Kenya Power has posted a profit before tax of KShs.332 million following a lost before tax of Shs.7 billion for the year ended June 2020.
The full year performance was largely impacted by the effects of the COVID-19 on the operating environment and a one off increase in impairment for inventories amounting to Shs.3.65 billion following a business decision to take a more prudent approach in accounting estimation for slow moving and obsolete stock.
Due to the pandemic, electricity sales remained largely unchanged at 8,171 GWh for the period under review compared to 8,174 GWh the previous year while total revenue grew marginally from Kshs.133,141 million to Kshs.133,258 million, representing a 0.09% increase.
During the period, the Company also incurred unrealised foreign exchange losses of KShs.3.53 billion resulting from depreciation of the shilling against the world’s major currencies.
On the other hand, the half-year trading results for the company registered significant improvement compared to the full year posting a profit before tax of Kshs.332 million.
During the half year period, electricity sales during the half year period increased to KShs.61.49 billion from KShs.61.24 billion recorded during a similar period in 2019.
At the same time, net operating expenses reduced by KShs.4.3 billion to KShs.23.43 billion while finance costs went up by KShs.4.22 billion to KShs.8.05 billion, mainly as a result of unrealized foreign exchange losses occasioned by the depreciation of the shilling against major foreign currencies, occasioned by the negative impacts of the Covid-19 pandemic on the macroeconomic environment.

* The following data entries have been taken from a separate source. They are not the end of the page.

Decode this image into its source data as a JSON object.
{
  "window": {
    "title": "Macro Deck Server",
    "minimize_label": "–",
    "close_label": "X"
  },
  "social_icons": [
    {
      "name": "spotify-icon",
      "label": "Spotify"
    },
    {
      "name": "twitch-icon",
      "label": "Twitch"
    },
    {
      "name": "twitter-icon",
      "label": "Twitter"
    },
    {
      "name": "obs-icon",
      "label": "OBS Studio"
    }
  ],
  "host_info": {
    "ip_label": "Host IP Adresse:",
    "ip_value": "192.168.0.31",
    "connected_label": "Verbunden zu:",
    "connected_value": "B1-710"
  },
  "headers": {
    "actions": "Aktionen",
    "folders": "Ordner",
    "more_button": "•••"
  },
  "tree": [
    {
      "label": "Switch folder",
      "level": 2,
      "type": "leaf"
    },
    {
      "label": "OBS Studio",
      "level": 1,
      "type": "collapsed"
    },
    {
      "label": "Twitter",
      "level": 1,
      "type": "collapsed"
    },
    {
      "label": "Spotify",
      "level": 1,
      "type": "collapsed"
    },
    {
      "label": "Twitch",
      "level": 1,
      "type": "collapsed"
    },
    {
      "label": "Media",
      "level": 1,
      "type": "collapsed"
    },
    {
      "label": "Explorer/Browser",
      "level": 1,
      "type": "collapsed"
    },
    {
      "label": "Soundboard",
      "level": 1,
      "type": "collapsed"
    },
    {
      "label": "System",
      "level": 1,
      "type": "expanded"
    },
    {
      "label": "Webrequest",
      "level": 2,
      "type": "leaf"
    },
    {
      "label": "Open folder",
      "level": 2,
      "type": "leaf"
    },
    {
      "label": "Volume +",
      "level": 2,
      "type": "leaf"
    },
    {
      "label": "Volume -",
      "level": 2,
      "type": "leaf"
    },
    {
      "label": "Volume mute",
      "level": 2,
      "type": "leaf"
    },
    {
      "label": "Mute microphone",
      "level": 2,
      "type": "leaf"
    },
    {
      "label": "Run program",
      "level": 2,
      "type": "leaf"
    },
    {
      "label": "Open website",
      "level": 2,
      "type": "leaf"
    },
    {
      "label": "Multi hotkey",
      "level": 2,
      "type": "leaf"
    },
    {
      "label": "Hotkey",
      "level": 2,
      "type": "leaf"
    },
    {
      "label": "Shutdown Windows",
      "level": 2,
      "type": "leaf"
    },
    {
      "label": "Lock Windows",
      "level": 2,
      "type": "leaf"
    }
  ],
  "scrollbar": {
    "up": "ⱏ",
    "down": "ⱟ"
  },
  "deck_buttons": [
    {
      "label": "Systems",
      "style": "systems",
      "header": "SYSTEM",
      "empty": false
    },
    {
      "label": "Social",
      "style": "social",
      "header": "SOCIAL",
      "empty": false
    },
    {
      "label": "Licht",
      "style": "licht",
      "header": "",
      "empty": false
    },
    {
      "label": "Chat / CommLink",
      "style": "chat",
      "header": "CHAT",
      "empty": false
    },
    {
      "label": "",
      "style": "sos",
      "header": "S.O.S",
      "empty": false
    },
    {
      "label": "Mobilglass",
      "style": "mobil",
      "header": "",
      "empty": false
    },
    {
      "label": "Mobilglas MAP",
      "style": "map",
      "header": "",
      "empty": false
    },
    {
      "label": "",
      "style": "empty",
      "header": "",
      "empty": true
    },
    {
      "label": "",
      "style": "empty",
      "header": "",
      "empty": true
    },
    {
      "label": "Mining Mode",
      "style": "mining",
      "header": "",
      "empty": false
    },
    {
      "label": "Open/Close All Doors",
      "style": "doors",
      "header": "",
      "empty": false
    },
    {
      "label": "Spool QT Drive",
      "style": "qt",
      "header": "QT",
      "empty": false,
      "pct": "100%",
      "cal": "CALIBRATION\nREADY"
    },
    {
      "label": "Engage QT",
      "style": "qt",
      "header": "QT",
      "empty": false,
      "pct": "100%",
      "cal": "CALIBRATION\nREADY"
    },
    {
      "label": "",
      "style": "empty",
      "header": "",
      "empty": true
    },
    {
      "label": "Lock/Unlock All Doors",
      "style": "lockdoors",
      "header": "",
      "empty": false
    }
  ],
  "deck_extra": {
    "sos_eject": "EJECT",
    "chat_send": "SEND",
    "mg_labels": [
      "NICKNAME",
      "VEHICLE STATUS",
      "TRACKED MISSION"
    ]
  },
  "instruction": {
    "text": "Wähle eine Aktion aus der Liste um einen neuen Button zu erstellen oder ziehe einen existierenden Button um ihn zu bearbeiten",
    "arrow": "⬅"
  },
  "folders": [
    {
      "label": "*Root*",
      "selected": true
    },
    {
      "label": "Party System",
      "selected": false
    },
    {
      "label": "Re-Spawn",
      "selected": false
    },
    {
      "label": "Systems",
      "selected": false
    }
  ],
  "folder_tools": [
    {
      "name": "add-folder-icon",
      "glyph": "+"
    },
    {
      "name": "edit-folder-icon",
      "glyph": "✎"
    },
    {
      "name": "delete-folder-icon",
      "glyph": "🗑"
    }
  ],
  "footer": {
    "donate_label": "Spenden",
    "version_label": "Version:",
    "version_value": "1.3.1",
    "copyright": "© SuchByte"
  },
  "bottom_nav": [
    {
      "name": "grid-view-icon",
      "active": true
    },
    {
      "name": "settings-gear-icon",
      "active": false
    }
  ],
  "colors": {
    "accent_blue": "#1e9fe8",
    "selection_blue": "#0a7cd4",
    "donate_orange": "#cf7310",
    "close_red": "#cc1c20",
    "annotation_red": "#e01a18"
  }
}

The Company’s financial performance was impacted by the measures that were put in place to contain the spread of the corona virus. The effect of these restrictions was reflected in suppressed demand for electricity and revenue collection.
“We experienced the challenges that every business has faced since the onset of the Covid-19 pandemic which presented unprecedented effects to the economy. For our case, the pandemic had a primary impact on our sales and revenue collection as companies scaled down operations and customers were unable to meet their bill obligations on time due to suppressed incomes,” said Kenya Power’s Managing Director & CEO, Bernard Ngugi.
He added that the situation was aggravated by the Company’s inability to exercise strict revenue collection measures on hospitals and water companies being critical services providers during the height of the pandemic.
The Company has embarked on a turnaround strategy that is aimed at improving the financial and operational aspects of the business while balancing social responsibilities to enhance business sustainability.